YOUR INSTRUCTIONS: In your reply, repeat every entry exactly and skip over each picture.

[Records from a data source]
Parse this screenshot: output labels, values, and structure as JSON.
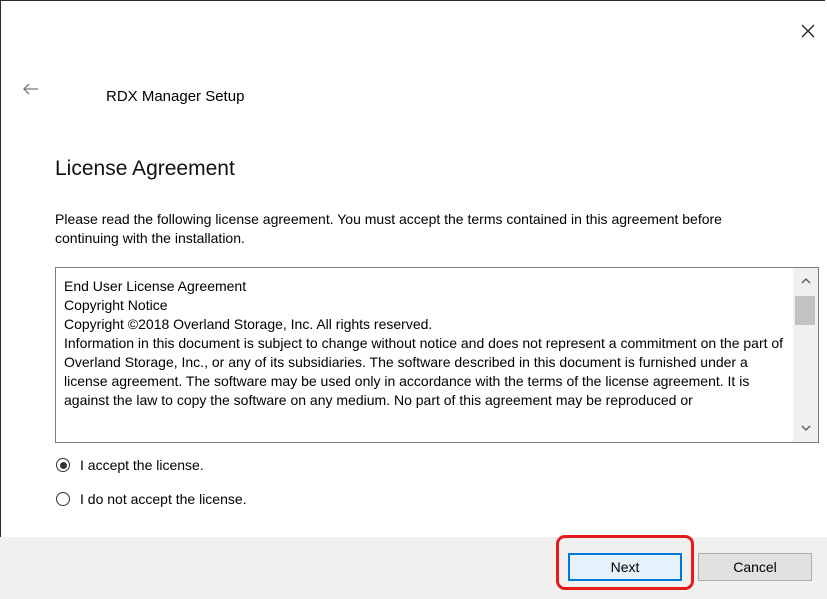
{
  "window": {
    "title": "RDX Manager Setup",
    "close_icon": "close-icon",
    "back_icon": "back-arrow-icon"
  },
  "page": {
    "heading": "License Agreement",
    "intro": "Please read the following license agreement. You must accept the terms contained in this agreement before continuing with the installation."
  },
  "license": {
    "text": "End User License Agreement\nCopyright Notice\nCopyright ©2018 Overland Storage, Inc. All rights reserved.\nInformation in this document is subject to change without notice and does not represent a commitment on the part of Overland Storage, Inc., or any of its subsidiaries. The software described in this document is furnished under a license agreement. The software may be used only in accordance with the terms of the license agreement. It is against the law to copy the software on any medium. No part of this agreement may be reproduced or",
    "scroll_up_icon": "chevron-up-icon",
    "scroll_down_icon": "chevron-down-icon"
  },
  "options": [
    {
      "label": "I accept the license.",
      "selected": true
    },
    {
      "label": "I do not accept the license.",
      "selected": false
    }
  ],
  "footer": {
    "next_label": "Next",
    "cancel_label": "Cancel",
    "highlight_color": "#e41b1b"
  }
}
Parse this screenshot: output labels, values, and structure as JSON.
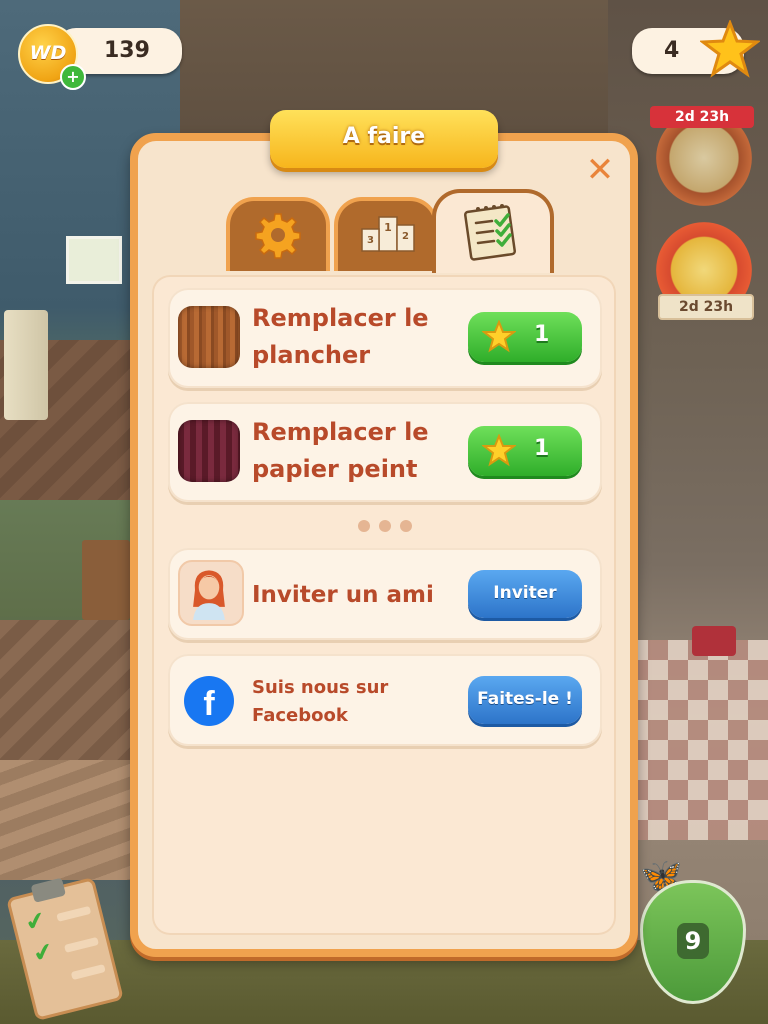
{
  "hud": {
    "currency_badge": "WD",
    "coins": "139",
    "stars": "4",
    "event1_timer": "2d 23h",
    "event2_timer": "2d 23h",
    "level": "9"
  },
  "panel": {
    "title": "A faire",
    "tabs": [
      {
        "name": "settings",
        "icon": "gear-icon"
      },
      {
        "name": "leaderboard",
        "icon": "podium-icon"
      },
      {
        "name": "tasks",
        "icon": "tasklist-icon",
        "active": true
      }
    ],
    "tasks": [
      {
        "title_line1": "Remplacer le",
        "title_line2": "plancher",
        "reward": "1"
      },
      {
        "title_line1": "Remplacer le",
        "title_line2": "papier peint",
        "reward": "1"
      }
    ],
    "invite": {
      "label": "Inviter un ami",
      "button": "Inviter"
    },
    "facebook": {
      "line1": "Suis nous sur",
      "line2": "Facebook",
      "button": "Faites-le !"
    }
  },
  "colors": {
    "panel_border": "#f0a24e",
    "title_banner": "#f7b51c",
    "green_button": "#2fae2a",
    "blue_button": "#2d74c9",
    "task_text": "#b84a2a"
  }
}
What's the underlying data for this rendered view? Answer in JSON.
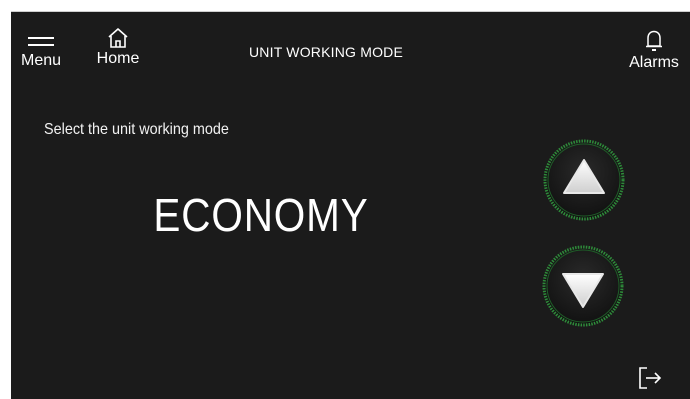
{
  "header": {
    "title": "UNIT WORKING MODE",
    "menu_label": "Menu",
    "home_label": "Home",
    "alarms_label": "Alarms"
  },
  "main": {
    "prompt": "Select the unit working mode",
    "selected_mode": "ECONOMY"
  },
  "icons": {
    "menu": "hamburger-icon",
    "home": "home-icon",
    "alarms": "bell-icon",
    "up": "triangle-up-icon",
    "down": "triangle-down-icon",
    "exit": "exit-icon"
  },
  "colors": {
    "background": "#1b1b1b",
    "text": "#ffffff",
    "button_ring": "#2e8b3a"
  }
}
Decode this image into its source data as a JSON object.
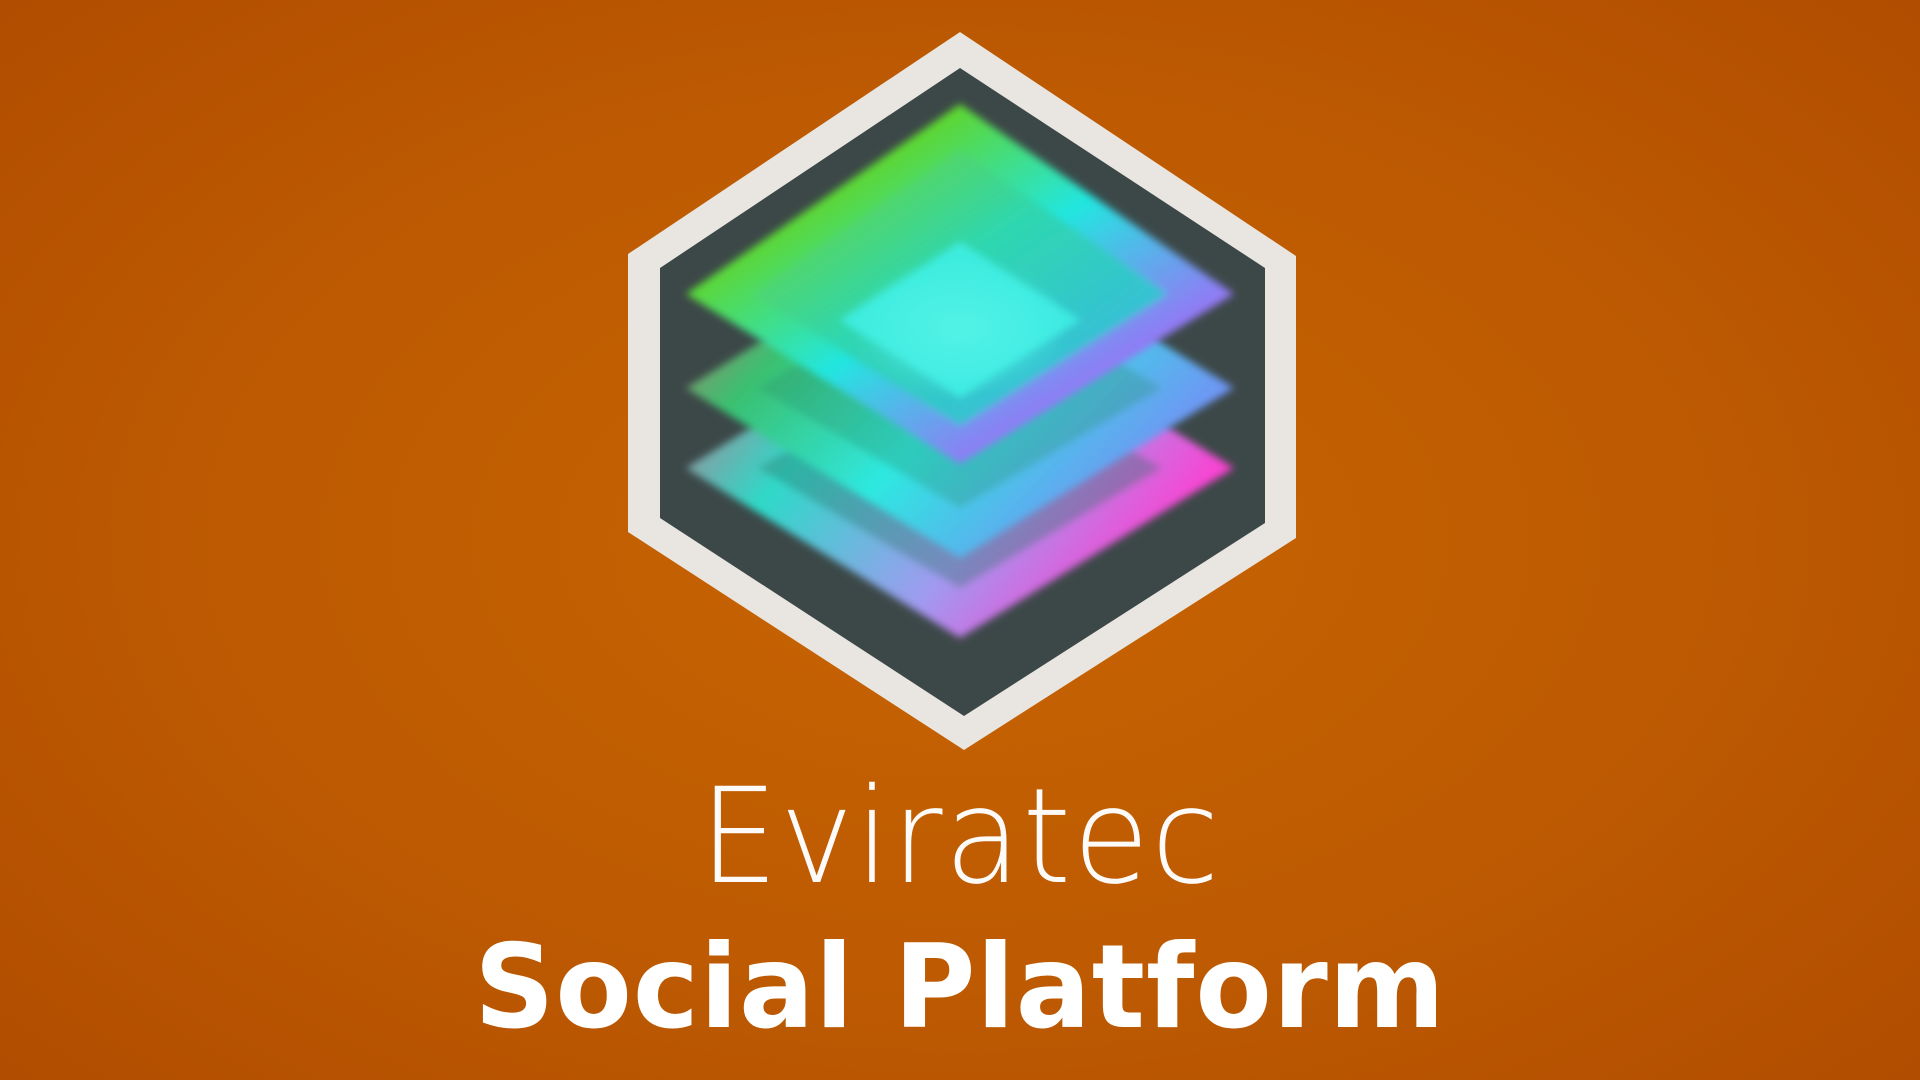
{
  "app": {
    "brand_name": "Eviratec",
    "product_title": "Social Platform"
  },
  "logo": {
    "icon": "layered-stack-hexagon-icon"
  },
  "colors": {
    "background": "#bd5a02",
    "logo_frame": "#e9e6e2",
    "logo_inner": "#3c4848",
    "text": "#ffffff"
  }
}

EXERCISE OUTPUT:
Parse this screenshot: output labels, values, and structure as JSON.
{
  "window": {
    "title": "RDX Manager Setup",
    "close_icon": "close-icon",
    "back_icon": "back-arrow-icon"
  },
  "page": {
    "heading": "License Agreement",
    "intro": "Please read the following license agreement. You must accept the terms contained in this agreement before continuing with the installation."
  },
  "license": {
    "text": "End User License Agreement\nCopyright Notice\nCopyright ©2018 Overland Storage, Inc. All rights reserved.\nInformation in this document is subject to change without notice and does not represent a commitment on the part of Overland Storage, Inc., or any of its subsidiaries. The software described in this document is furnished under a license agreement. The software may be used only in accordance with the terms of the license agreement. It is against the law to copy the software on any medium. No part of this agreement may be reproduced or",
    "scroll_up_icon": "chevron-up-icon",
    "scroll_down_icon": "chevron-down-icon"
  },
  "options": [
    {
      "label": "I accept the license.",
      "selected": true
    },
    {
      "label": "I do not accept the license.",
      "selected": false
    }
  ],
  "footer": {
    "next_label": "Next",
    "cancel_label": "Cancel",
    "highlight_color": "#e41b1b"
  }
}
Parse this screenshot: output labels, values, and structure as JSON.
{
  "hud": {
    "currency_badge": "WD",
    "coins": "139",
    "stars": "4",
    "event1_timer": "2d 23h",
    "event2_timer": "2d 23h",
    "level": "9"
  },
  "panel": {
    "title": "A faire",
    "tabs": [
      {
        "name": "settings",
        "icon": "gear-icon"
      },
      {
        "name": "leaderboard",
        "icon": "podium-icon"
      },
      {
        "name": "tasks",
        "icon": "tasklist-icon",
        "active": true
      }
    ],
    "tasks": [
      {
        "title_line1": "Remplacer le",
        "title_line2": "plancher",
        "reward": "1"
      },
      {
        "title_line1": "Remplacer le",
        "title_line2": "papier peint",
        "reward": "1"
      }
    ],
    "invite": {
      "label": "Inviter un ami",
      "button": "Inviter"
    },
    "facebook": {
      "line1": "Suis nous sur",
      "line2": "Facebook",
      "button": "Faites-le !"
    }
  },
  "colors": {
    "panel_border": "#f0a24e",
    "title_banner": "#f7b51c",
    "green_button": "#2fae2a",
    "blue_button": "#2d74c9",
    "task_text": "#b84a2a"
  }
}
What's the underlying data for this rendered view? Answer in JSON.
{
  "header": {
    "title": "UNIT WORKING MODE",
    "menu_label": "Menu",
    "home_label": "Home",
    "alarms_label": "Alarms"
  },
  "main": {
    "prompt": "Select the unit working mode",
    "selected_mode": "ECONOMY"
  },
  "icons": {
    "menu": "hamburger-icon",
    "home": "home-icon",
    "alarms": "bell-icon",
    "up": "triangle-up-icon",
    "down": "triangle-down-icon",
    "exit": "exit-icon"
  },
  "colors": {
    "background": "#1b1b1b",
    "text": "#ffffff",
    "button_ring": "#2e8b3a"
  }
}
Decode this image into its source data as a JSON object.
{
  "app": {
    "brand_name": "Eviratec",
    "product_title": "Social Platform"
  },
  "logo": {
    "icon": "layered-stack-hexagon-icon"
  },
  "colors": {
    "background": "#bd5a02",
    "logo_frame": "#e9e6e2",
    "logo_inner": "#3c4848",
    "text": "#ffffff"
  }
}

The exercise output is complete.